▶ **Your instructions**
A bare number is all that is needed: how many lines below contain the string "不打自垮"?

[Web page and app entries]
........

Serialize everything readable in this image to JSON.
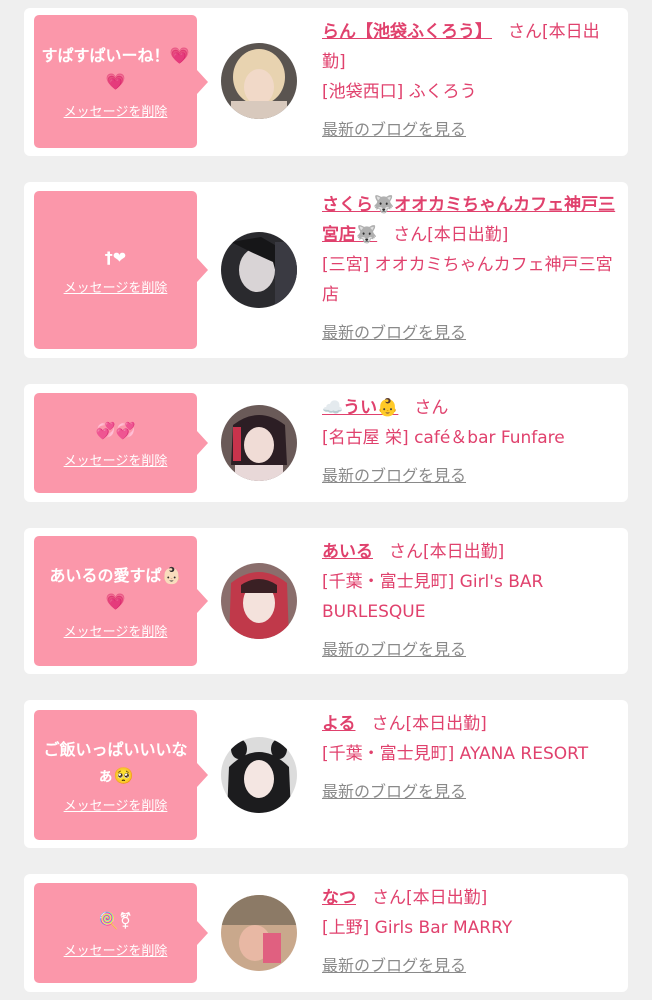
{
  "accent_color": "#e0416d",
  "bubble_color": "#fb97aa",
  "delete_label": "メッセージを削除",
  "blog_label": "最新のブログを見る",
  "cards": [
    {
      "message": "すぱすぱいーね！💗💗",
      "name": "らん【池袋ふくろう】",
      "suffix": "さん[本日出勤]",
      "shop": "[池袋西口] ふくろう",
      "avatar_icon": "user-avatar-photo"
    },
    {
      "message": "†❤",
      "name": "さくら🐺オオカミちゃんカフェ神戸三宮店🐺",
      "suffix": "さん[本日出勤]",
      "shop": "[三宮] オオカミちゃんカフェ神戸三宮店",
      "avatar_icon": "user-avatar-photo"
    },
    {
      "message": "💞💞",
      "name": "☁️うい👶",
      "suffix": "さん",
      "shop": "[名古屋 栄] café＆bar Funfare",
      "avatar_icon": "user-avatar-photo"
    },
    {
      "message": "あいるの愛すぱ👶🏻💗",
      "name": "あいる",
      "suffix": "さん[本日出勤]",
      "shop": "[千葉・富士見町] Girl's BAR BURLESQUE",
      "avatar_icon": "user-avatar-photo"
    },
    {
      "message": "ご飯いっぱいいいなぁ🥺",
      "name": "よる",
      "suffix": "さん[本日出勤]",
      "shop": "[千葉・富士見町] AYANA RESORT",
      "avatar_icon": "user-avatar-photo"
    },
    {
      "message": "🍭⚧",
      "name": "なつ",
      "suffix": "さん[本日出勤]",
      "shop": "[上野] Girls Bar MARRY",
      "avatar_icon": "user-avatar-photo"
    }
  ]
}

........

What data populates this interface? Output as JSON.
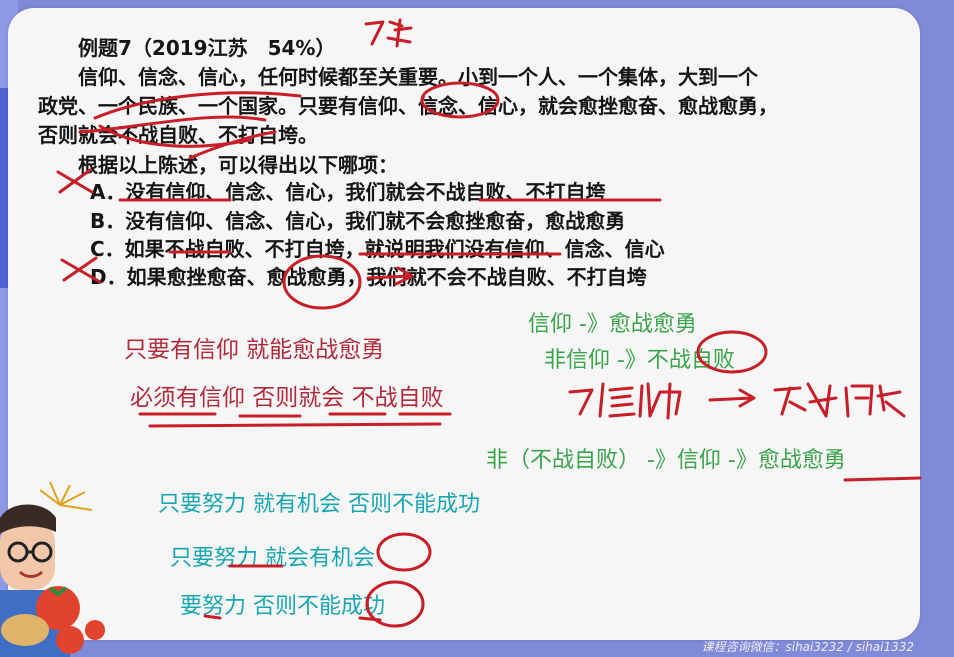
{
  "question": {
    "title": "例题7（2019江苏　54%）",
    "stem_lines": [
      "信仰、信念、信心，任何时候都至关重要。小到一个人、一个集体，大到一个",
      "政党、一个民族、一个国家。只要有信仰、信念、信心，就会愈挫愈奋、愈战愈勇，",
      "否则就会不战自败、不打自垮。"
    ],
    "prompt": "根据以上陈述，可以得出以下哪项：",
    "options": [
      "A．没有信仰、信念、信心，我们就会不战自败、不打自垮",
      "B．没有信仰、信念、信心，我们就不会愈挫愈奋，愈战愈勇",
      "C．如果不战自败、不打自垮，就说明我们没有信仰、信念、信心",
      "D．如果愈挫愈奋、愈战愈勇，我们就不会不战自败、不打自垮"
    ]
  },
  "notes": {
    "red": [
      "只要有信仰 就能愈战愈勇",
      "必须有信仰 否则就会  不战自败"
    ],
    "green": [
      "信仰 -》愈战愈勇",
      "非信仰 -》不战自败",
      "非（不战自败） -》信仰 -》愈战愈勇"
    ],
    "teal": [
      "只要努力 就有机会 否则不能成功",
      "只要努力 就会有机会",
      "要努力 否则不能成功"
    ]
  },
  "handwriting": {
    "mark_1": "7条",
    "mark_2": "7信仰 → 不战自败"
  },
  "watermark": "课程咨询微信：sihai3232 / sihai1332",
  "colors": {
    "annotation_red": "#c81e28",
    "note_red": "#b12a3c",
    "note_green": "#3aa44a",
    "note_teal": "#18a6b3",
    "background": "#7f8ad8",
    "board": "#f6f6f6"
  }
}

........

▶ **Solution for this exercise**
4